In 2015 Kazakhstan, in order to save its foreign reserves, abandoned currency peg and let the Tenge float freely which resulted in a significant devaluation. The Kyrgyz currency has also been significantly devalued.
Tajikistan and Turkmenistan devalued their currencies in 2015 too but continue to operate pegs at lower levels. However, these countries were forced to limit foreign exchange operations, banning bureaux de change outside bank branches (the former had, before the ban, by far outnumbered the latter in both countries, where banknote cash was king). As a result, unofficial exchange offices appeared and a currency black market now flourishes in both countries.
To date, no changes in Uzbekistan’s FX policy have been officially introduced. The country’s central bank continues to use an exchange rate for local currency which clearly does not reflect the market situation. The exchange rate for the Uzbek currency on the local black market was in a downward spiral throughout 2015.
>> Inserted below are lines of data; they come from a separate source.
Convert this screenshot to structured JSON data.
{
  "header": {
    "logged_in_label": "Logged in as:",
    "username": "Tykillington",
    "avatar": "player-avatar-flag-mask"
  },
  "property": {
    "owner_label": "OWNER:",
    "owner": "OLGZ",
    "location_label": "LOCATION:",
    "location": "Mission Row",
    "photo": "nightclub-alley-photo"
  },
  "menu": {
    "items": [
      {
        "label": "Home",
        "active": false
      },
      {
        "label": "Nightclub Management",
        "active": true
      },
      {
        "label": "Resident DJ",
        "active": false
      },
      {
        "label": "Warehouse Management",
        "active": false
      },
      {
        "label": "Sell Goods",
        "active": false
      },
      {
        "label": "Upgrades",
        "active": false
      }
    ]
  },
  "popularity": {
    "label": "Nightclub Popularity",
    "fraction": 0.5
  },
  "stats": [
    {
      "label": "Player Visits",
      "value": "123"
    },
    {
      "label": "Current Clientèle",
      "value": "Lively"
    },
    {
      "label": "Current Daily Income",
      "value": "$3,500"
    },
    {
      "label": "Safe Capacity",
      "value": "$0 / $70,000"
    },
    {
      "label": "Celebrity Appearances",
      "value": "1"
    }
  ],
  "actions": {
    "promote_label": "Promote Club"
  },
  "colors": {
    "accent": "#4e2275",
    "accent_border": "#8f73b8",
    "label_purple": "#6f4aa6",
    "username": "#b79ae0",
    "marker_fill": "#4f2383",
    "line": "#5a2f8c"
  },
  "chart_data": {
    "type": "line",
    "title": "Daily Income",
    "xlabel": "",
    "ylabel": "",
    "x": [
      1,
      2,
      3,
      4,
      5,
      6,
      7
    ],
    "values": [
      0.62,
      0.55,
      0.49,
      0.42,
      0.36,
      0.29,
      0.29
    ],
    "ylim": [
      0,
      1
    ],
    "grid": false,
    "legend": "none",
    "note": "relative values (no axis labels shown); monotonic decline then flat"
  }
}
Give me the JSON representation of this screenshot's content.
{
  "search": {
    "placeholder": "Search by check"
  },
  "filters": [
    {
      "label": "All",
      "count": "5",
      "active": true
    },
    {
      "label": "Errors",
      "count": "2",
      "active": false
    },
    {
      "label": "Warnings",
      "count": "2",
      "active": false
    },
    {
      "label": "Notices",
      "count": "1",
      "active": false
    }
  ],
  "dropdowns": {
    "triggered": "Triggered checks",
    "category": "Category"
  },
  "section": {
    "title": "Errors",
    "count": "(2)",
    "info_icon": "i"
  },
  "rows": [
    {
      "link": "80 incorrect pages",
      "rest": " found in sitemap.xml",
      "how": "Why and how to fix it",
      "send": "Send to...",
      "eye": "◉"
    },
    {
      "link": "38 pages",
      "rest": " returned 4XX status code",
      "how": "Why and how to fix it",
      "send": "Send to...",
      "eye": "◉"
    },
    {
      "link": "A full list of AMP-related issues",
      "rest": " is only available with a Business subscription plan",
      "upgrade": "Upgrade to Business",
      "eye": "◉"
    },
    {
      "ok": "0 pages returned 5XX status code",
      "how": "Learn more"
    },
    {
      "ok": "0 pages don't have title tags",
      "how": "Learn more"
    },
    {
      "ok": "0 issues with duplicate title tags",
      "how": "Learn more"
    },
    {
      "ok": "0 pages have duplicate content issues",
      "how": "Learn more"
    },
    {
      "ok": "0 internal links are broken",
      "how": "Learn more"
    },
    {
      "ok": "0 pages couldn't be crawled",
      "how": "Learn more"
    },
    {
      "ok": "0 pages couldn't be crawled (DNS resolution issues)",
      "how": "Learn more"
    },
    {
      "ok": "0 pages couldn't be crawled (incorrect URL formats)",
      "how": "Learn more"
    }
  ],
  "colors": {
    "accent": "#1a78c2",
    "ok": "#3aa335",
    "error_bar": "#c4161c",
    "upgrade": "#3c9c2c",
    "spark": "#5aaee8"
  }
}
So far, the devaluation, and ensuing rise in inflation, have not resulted in political crises in any of the Central Asian countries. None of the governments, except Kazakhstan’s, have announced any significant economic reforms.
The government of Kazakhstan, where living standards are significantly higher than in its southern neighbours, is genuinely concerned about the general economic situation and its ability to fulfil its social obligations. Last year it announced a major privatisation programme for 2016. The government plans to sell stakes in almost all major national companies, including KazMunayGas, the largest oil and gas company, and Kazakhstan Temir Zholy, the railway operator.
The Kazakh privatisation programme, as well as the upcoming parliamentary elections, will form two major points of interest in 2016 in the entire region. However, the unresolved issue of political succession in Kazakhstan (where Nursultan Nazarbayev will turn 76 years old this year) and Uzbekistan (where Islam Karimov will be 78) might lead to sudden destabilisation.
By Alexey Yugai
Business Intelligence, Moscow